The Nuggets have fired Brian Shaw as head coach, which won't help much

The Nuggets have fired Brian Shaw as head coach, which won't help much

The Denver Nuggets have apparently decided that six weeks is too long to wait. Brian Shaw is out as the team’s head coach, according to Yahoo Sports’ Adrian Wojnarowski, following a disastrous 2-19 stretch of play. That stretch became infamous on Friday night, when several Nuggets reportedly broke a team huddle by chanting “six weeks,” an apparent reference to the time left in the 2014-15 NBA season. Respected assistant Melvin Hunt will take over this mess on an interim basis.

As we discussed at length on Monday, the Nuggets have embarrassingly failed twice in their attempts to rejoin the Western Conference playoff bracket in the two seasons since former coach George Karl and general manager Masai Ujiri left the team in the spring and early summer of 2013. Karl and Ujiri no doubt noted that the 2012-13 Nuggets peaked at 57 wins, and a combination of stasis, bad luck, bum injuries and the exodus of Andre Iguodala doomed Shaw’s coaching career from the start.

The former championship guard and Los Angeles Lakers assistant did himself no favors by attempting an offensive approach that included multiple post-ups for a team lacking a low-post scorer for a goodly chunk of his initial season. Though Shaw led the Nuggets to an 18-20 start in this campaign, the team’s recent swoon and the widely-reported huddle break made the gulf between players and coach too large to ignore.

Scroll to continue with content

Shaw’s attempts to downplay the “six weeks” chant were also rather embarrassing. From the Denver Post’s Chris Dempsey, who covered Nuggets practice on Monday:

"I said, probably three or four days ago in practice, that we hadn't won a home game in six weeks," Shaw said. "Which dated back to Jan.14, against the Dallas Mavericks, was the last time we won a home game here, which was six weeks ago. So, the comment that the players made when they got together and said '1, 2, 3, six weeks!' was the players saying 'this is the end of the six weeks, we're going to get a win tonight on our home court and break the six-week losing spell on our home court.' Not six weeks that it's the end of the season.
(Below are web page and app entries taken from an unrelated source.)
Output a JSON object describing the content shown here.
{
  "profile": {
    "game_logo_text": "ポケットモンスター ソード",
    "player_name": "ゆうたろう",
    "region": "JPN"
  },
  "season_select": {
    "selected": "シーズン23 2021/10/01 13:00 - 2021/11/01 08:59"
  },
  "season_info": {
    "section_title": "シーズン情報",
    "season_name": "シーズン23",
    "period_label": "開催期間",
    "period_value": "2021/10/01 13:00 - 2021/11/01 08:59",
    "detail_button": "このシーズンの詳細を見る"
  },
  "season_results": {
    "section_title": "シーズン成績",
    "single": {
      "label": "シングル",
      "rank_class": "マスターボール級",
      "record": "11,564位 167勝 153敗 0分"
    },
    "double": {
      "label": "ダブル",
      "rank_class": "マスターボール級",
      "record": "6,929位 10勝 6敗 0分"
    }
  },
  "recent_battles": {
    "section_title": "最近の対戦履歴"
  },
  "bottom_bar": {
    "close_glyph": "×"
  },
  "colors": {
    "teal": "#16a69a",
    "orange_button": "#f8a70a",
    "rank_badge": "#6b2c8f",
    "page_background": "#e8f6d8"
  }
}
"Now, coincidentally it does happen to be a little over six weeks from then, that it's the end of the season. But I think our players and the Denver Nuggets as a whole were misrepresented in how that was reported."

On Monday, while Shaw spoke with local media, Nuggets players peered over to media while they huddled up and gave the "1, 2, 3, six weeks!" to make sure the media heard them.


OK, guys.

The Nuggets will not be an easy rebuild. Ty Lawson, Kenneth Faried, and Danilo Gallinari will all make eight figures next season, and while the team should have cap space in the summer of 2015, they’re not alone in that regard. Lawson has hardly been a leader this season, clashing with Shaw while missing practices. Earlier this season he was also cited for DUI. Faried is a well-heeled complementary player at this point, and Gallinari has not been the same contributor since his ACL tear. The team will have several extra first-round draft picks to glom onto in the coming years, but outside of the ability to swap picks with New York in the 2016 draft, none figures to be a boffo pick.

Hunt is an NBA lifer who has moved his way up from the video room, but it is unclear as to whether or not the Nuggets would want to retain him following what will be a 23-game tryout which will begin on Tuesday night against Milwaukee. The Nuggets couldn’t even handle Shaw’s firing properly – the team canned him on the day of a game and a day after a practice that Hunt could have truly used in order to prepare himself for his big chance. The infamous “six weeks” huddle happened on Friday night and was reported Saturday morning, long before Shaw’s lethargic Nuggets fell to a Pelicans squad that was working without Anthony Davis, Ryan Anderson and Jrue Holiday on Sunday evening.

Former Suns and Knicks coach Mike D’Antoni could get another chance to take on the same Nuggets franchise he coached in 1999. D’Antoni won just 28 percent of his games during that lockout-addled season, as he’d not yet fully embraced the all-out fast break style he later brought to the Phoenix Suns.


Shaw had lost control of his team, he never ran plays suitable for the players he’d been given, and it was clearly time for him to go. With that in place, Denver still fields an uninspiring roster that will be hard to break up unless the team is ready to give away players for pennies on the dollar. Denver is a long way away from making an impact in the West, and though this coaching change was needed, no amount of upheaval in that realm will make the Nuggets relevant again anytime soon.

- - - - - - -

Kelly Dwyer

is an editor for Ball Don't Lie on Yahoo Sports. Have a tip? Email him at or follow him on Twitter!